## Problem statement
Your answer must be an exact copy of all the entries.

## Records shown
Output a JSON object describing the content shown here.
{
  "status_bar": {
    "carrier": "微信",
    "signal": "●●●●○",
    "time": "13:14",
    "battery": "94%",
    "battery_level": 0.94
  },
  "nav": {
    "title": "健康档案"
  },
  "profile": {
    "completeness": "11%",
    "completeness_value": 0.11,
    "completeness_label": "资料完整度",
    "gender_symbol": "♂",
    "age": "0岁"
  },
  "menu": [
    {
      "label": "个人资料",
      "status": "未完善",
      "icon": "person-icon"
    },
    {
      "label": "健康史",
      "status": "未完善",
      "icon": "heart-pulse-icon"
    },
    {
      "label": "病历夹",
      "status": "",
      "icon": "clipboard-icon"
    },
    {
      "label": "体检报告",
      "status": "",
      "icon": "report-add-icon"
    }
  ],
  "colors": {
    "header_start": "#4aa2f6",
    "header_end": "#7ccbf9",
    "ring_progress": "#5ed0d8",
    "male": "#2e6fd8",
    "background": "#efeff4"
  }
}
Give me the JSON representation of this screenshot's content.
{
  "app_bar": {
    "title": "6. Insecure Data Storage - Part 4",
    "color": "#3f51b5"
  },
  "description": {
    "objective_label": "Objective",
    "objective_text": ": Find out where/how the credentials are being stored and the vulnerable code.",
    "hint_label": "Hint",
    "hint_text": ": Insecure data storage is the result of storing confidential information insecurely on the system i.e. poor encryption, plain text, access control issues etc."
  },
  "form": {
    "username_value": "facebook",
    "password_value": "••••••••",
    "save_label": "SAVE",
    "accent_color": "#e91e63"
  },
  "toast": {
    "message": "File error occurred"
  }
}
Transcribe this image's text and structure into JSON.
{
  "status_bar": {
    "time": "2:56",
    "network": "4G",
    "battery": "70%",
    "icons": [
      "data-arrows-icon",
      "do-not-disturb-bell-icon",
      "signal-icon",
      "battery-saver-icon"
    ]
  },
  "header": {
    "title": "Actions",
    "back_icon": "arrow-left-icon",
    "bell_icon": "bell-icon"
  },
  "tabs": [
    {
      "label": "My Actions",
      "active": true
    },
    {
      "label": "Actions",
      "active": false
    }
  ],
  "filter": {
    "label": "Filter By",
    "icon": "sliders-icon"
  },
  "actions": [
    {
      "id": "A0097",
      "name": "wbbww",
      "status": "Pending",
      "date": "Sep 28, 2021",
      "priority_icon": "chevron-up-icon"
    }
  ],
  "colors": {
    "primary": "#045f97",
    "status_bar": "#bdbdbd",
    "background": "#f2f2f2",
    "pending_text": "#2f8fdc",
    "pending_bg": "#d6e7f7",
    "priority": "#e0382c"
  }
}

## Task output
Output a JSON object describing the content shown here.
{
  "status_bar": {
    "carrier": "微信",
    "signal": "●●●●○",
    "time": "13:14",
    "battery": "94%",
    "battery_level": 0.94
  },
  "nav": {
    "title": "健康档案"
  },
  "profile": {
    "completeness": "11%",
    "completeness_value": 0.11,
    "completeness_label": "资料完整度",
    "gender_symbol": "♂",
    "age": "0岁"
  },
  "menu": [
    {
      "label": "个人资料",
      "status": "未完善",
      "icon": "person-icon"
    },
    {
      "label": "健康史",
      "status": "未完善",
      "icon": "heart-pulse-icon"
    },
    {
      "label": "病历夹",
      "status": "",
      "icon": "clipboard-icon"
    },
    {
      "label": "体检报告",
      "status": "",
      "icon": "report-add-icon"
    }
  ],
  "colors": {
    "header_start": "#4aa2f6",
    "header_end": "#7ccbf9",
    "ring_progress": "#5ed0d8",
    "male": "#2e6fd8",
    "background": "#efeff4"
  }
}
Give me the JSON representation of this screenshot's content.
{
  "app_bar": {
    "title": "6. Insecure Data Storage - Part 4",
    "color": "#3f51b5"
  },
  "description": {
    "objective_label": "Objective",
    "objective_text": ": Find out where/how the credentials are being stored and the vulnerable code.",
    "hint_label": "Hint",
    "hint_text": ": Insecure data storage is the result of storing confidential information insecurely on the system i.e. poor encryption, plain text, access control issues etc."
  },
  "form": {
    "username_value": "facebook",
    "password_value": "••••••••",
    "save_label": "SAVE",
    "accent_color": "#e91e63"
  },
  "toast": {
    "message": "File error occurred"
  }
}
Transcribe this image's text and structure into JSON.
{
  "status_bar": {
    "time": "2:56",
    "network": "4G",
    "battery": "70%",
    "icons": [
      "data-arrows-icon",
      "do-not-disturb-bell-icon",
      "signal-icon",
      "battery-saver-icon"
    ]
  },
  "header": {
    "title": "Actions",
    "back_icon": "arrow-left-icon",
    "bell_icon": "bell-icon"
  },
  "tabs": [
    {
      "label": "My Actions",
      "active": true
    },
    {
      "label": "Actions",
      "active": false
    }
  ],
  "filter": {
    "label": "Filter By",
    "icon": "sliders-icon"
  },
  "actions": [
    {
      "id": "A0097",
      "name": "wbbww",
      "status": "Pending",
      "date": "Sep 28, 2021",
      "priority_icon": "chevron-up-icon"
    }
  ],
  "colors": {
    "primary": "#045f97",
    "status_bar": "#bdbdbd",
    "background": "#f2f2f2",
    "pending_text": "#2f8fdc",
    "pending_bg": "#d6e7f7",
    "priority": "#e0382c"
  }
}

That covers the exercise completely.